• [Exercise goal]: Throughout the records below, find each line holding "time" and copy it.
_ _ _ _ _
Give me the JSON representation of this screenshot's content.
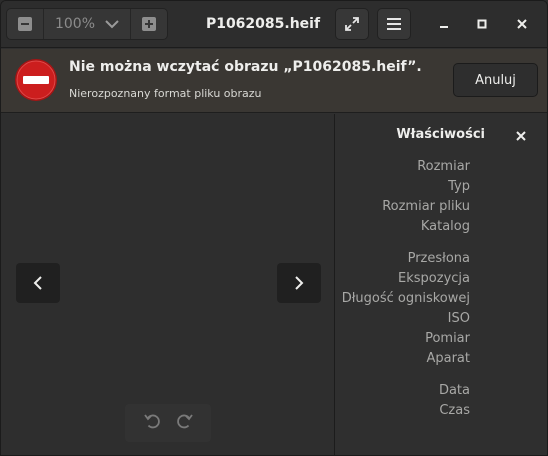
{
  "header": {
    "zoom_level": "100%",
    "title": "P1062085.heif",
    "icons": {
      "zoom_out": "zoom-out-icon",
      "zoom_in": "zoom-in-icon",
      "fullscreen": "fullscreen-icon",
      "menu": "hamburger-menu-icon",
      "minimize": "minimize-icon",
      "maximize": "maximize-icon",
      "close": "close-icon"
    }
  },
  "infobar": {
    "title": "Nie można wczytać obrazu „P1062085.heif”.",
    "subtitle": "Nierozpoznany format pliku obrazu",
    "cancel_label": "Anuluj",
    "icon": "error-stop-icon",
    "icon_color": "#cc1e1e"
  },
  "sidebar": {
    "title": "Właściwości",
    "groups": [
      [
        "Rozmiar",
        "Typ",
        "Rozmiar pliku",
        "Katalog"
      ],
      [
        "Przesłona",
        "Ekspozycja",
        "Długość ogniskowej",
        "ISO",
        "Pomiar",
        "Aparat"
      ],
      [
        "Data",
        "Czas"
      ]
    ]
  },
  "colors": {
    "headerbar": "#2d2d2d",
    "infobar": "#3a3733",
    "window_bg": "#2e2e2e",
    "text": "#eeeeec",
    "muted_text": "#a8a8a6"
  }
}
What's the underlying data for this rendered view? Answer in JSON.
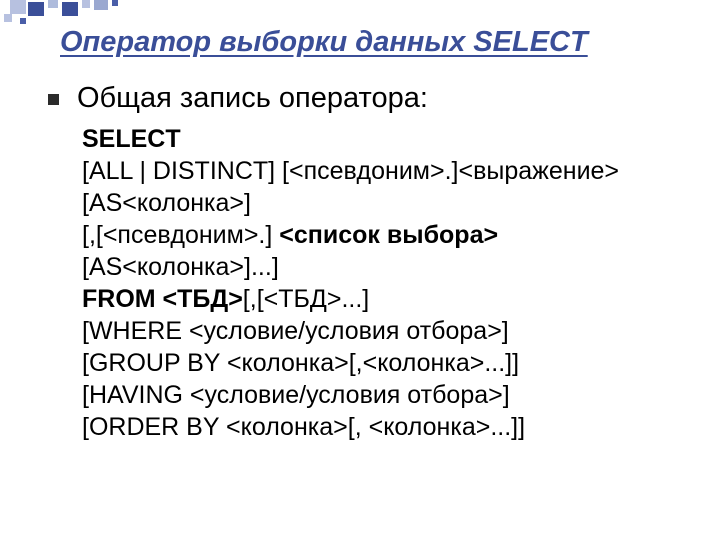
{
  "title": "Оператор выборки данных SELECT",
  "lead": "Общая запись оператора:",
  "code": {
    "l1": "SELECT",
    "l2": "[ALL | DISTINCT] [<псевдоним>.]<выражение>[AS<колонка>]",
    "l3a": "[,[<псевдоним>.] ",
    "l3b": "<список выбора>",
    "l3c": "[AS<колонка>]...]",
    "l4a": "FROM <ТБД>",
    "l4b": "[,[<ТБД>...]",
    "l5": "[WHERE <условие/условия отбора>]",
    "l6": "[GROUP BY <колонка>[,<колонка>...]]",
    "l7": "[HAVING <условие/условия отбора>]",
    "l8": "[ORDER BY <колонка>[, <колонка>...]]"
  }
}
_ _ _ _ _
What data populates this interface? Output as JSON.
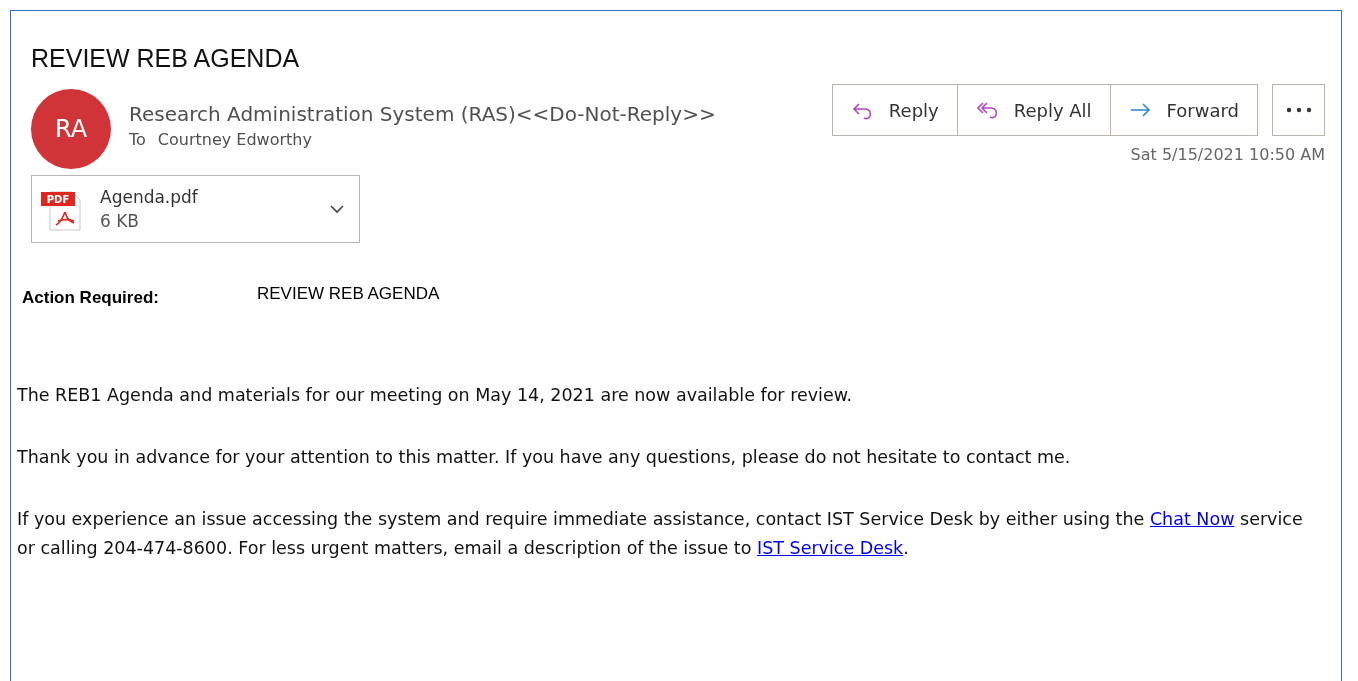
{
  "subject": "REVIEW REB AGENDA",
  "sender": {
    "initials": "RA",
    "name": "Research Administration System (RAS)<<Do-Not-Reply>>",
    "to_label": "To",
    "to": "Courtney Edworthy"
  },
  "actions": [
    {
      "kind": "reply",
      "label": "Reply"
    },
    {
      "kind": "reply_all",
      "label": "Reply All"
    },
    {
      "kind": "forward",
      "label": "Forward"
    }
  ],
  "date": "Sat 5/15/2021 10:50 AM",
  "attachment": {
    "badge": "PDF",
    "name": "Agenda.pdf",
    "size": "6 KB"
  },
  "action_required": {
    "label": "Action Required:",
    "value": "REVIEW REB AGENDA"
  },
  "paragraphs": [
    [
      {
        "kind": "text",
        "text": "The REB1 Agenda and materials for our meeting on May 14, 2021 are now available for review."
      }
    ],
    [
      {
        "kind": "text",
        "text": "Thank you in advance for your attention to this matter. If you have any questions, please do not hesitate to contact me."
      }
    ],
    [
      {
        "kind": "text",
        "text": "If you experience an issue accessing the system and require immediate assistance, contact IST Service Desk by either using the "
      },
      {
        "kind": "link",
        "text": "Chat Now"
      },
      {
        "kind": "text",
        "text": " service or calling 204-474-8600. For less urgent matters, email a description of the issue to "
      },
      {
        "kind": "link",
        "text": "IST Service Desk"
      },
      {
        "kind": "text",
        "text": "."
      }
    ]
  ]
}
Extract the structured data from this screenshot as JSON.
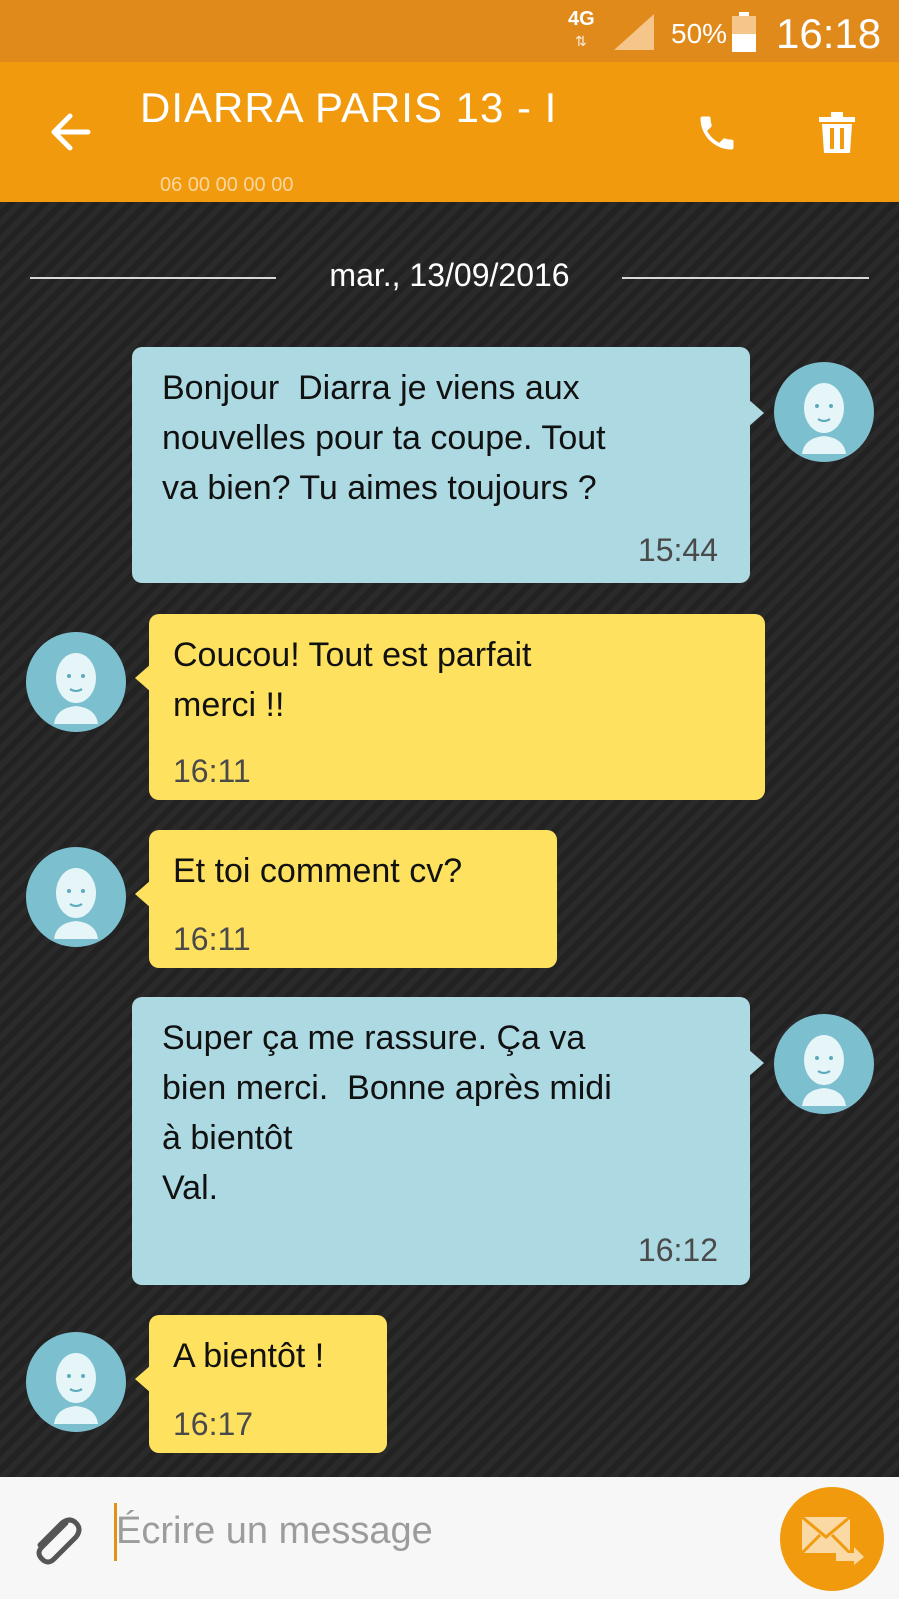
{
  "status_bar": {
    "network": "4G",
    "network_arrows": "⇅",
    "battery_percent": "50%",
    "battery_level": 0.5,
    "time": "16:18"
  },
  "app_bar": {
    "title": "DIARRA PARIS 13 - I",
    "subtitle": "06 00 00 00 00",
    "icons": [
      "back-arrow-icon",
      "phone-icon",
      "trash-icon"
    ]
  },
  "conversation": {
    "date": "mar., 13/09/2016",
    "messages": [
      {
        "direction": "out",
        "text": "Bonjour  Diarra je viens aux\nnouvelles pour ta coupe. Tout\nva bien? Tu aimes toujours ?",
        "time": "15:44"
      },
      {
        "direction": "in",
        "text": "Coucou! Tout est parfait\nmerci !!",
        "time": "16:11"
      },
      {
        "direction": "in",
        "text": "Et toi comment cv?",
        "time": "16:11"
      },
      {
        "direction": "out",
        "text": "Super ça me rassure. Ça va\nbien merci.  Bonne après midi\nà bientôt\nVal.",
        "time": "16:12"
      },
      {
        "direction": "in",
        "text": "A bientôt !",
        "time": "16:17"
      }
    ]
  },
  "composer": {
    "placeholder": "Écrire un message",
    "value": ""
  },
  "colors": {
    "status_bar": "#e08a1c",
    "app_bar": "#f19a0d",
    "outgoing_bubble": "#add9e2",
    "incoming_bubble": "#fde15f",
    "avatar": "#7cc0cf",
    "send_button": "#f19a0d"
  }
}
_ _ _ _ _
• [Written response]:
    "time": "16:18"
        "time": "15:44"
        "time": "16:11"
        "time": "16:11"
        "time": "16:12"
        "time": "16:17"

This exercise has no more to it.